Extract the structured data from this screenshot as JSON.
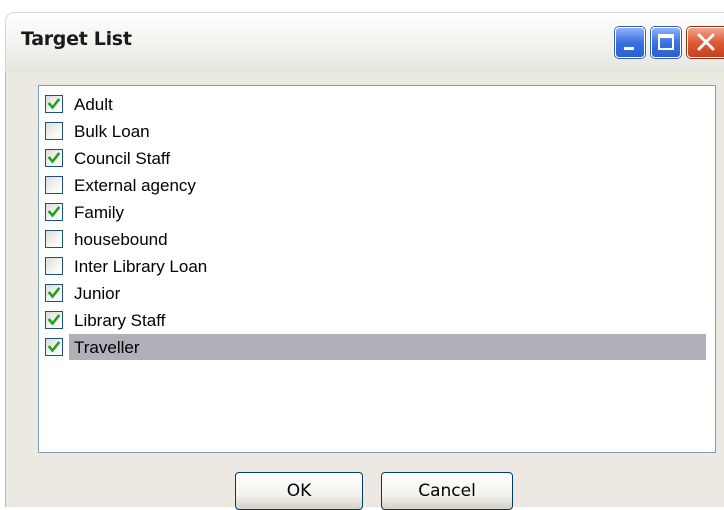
{
  "window": {
    "title": "Target List",
    "controls": [
      "minimize-icon",
      "maximize-icon",
      "close-icon"
    ],
    "accent_color": "#2a5fd0",
    "close_color": "#c8401e"
  },
  "list": {
    "items": [
      {
        "label": "Adult",
        "checked": true
      },
      {
        "label": "Bulk Loan",
        "checked": false
      },
      {
        "label": "Council Staff",
        "checked": true
      },
      {
        "label": "External agency",
        "checked": false
      },
      {
        "label": "Family",
        "checked": true
      },
      {
        "label": "housebound",
        "checked": false
      },
      {
        "label": "Inter Library Loan",
        "checked": false
      },
      {
        "label": "Junior",
        "checked": true
      },
      {
        "label": "Library Staff",
        "checked": true
      },
      {
        "label": "Traveller",
        "checked": true,
        "selected": true
      }
    ],
    "selection_color": "#b1b0b8",
    "check_color": "#21a121"
  },
  "buttons": {
    "ok_label": "OK",
    "cancel_label": "Cancel"
  }
}
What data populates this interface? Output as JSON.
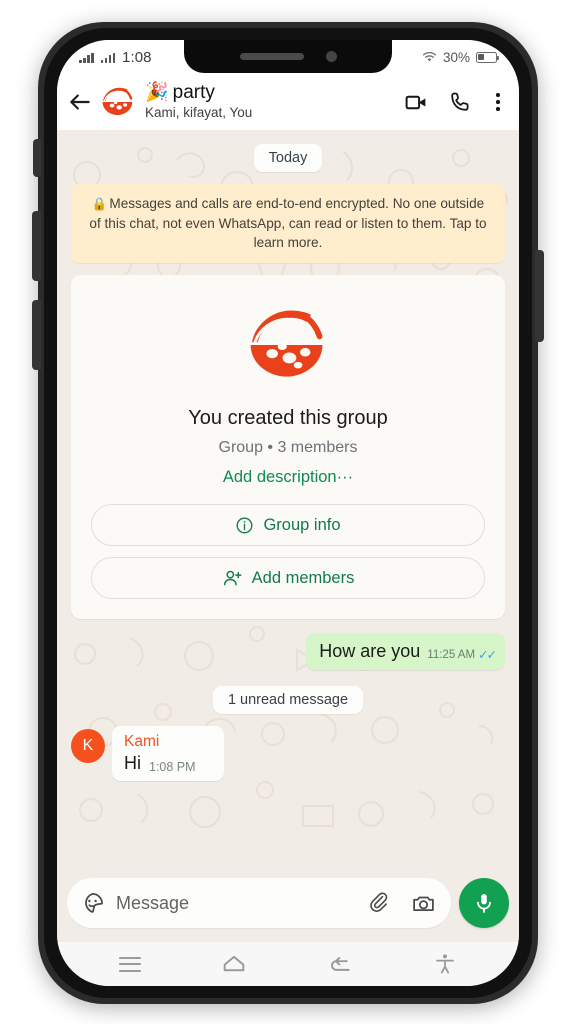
{
  "status_bar": {
    "time": "1:08",
    "battery_percent": "30%",
    "signal_icon": "cellular-signal-icon",
    "wifi_icon": "wifi-icon",
    "battery_icon": "battery-icon"
  },
  "header": {
    "back_icon": "back-arrow-icon",
    "avatar_icon": "group-avatar-pizza-icon",
    "title_emoji": "🎉",
    "title": "party",
    "subtitle": "Kami, kifayat, You",
    "video_call_icon": "video-call-icon",
    "voice_call_icon": "phone-call-icon",
    "overflow_icon": "more-options-icon"
  },
  "chat": {
    "date_divider": "Today",
    "encryption_notice": "Messages and calls are end-to-end encrypted. No one outside of this chat, not even WhatsApp, can read or listen to them. Tap to learn more.",
    "encryption_lock_icon": "lock-icon",
    "group_card": {
      "avatar_icon": "group-avatar-pizza-icon",
      "title": "You created this group",
      "subtitle": "Group • 3 members",
      "description_link": "Add description···",
      "buttons": [
        {
          "label": "Group info",
          "icon": "info-circle-icon"
        },
        {
          "label": "Add members",
          "icon": "add-person-icon"
        }
      ]
    },
    "messages": [
      {
        "direction": "outgoing",
        "text": "How are you",
        "time": "11:25 AM",
        "status_icon": "read-double-check-icon",
        "status_ticks": "✓✓"
      }
    ],
    "unread_divider": "1 unread message",
    "incoming": {
      "avatar_letter": "K",
      "sender": "Kami",
      "text": "Hi",
      "time": "1:08 PM"
    }
  },
  "input_bar": {
    "sticker_icon": "sticker-emoji-icon",
    "placeholder": "Message",
    "attach_icon": "paperclip-attach-icon",
    "camera_icon": "camera-icon",
    "mic_icon": "microphone-icon"
  },
  "nav_bar": {
    "recents_icon": "recent-apps-icon",
    "home_icon": "home-icon",
    "back_icon": "back-nav-icon",
    "accessibility_icon": "accessibility-icon"
  },
  "colors": {
    "accent_green": "#12a150",
    "link_green": "#0f8a52",
    "sender_orange": "#f4511e",
    "chat_bg": "#f1ece5",
    "outgoing_bubble": "#d6f5c9",
    "encryption_bg": "#ffeecd",
    "tick_blue": "#3ba3f5"
  }
}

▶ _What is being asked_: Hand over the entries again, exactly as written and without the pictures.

▶ _Written solution_:
Extract the structured data from this screenshot as JSON.
{
  "window": {
    "title": "Target List",
    "controls": [
      "minimize-icon",
      "maximize-icon",
      "close-icon"
    ],
    "accent_color": "#2a5fd0",
    "close_color": "#c8401e"
  },
  "list": {
    "items": [
      {
        "label": "Adult",
        "checked": true
      },
      {
        "label": "Bulk Loan",
        "checked": false
      },
      {
        "label": "Council Staff",
        "checked": true
      },
      {
        "label": "External agency",
        "checked": false
      },
      {
        "label": "Family",
        "checked": true
      },
      {
        "label": "housebound",
        "checked": false
      },
      {
        "label": "Inter Library Loan",
        "checked": false
      },
      {
        "label": "Junior",
        "checked": true
      },
      {
        "label": "Library Staff",
        "checked": true
      },
      {
        "label": "Traveller",
        "checked": true,
        "selected": true
      }
    ],
    "selection_color": "#b1b0b8",
    "check_color": "#21a121"
  },
  "buttons": {
    "ok_label": "OK",
    "cancel_label": "Cancel"
  }
}
What data populates this interface? Output as JSON.
{
  "status_bar": {
    "time": "1:08",
    "battery_percent": "30%",
    "signal_icon": "cellular-signal-icon",
    "wifi_icon": "wifi-icon",
    "battery_icon": "battery-icon"
  },
  "header": {
    "back_icon": "back-arrow-icon",
    "avatar_icon": "group-avatar-pizza-icon",
    "title_emoji": "🎉",
    "title": "party",
    "subtitle": "Kami, kifayat, You",
    "video_call_icon": "video-call-icon",
    "voice_call_icon": "phone-call-icon",
    "overflow_icon": "more-options-icon"
  },
  "chat": {
    "date_divider": "Today",
    "encryption_notice": "Messages and calls are end-to-end encrypted. No one outside of this chat, not even WhatsApp, can read or listen to them. Tap to learn more.",
    "encryption_lock_icon": "lock-icon",
    "group_card": {
      "avatar_icon": "group-avatar-pizza-icon",
      "title": "You created this group",
      "subtitle": "Group • 3 members",
      "description_link": "Add description···",
      "buttons": [
        {
          "label": "Group info",
          "icon": "info-circle-icon"
        },
        {
          "label": "Add members",
          "icon": "add-person-icon"
        }
      ]
    },
    "messages": [
      {
        "direction": "outgoing",
        "text": "How are you",
        "time": "11:25 AM",
        "status_icon": "read-double-check-icon",
        "status_ticks": "✓✓"
      }
    ],
    "unread_divider": "1 unread message",
    "incoming": {
      "avatar_letter": "K",
      "sender": "Kami",
      "text": "Hi",
      "time": "1:08 PM"
    }
  },
  "input_bar": {
    "sticker_icon": "sticker-emoji-icon",
    "placeholder": "Message",
    "attach_icon": "paperclip-attach-icon",
    "camera_icon": "camera-icon",
    "mic_icon": "microphone-icon"
  },
  "nav_bar": {
    "recents_icon": "recent-apps-icon",
    "home_icon": "home-icon",
    "back_icon": "back-nav-icon",
    "accessibility_icon": "accessibility-icon"
  },
  "colors": {
    "accent_green": "#12a150",
    "link_green": "#0f8a52",
    "sender_orange": "#f4511e",
    "chat_bg": "#f1ece5",
    "outgoing_bubble": "#d6f5c9",
    "encryption_bg": "#ffeecd",
    "tick_blue": "#3ba3f5"
  }
}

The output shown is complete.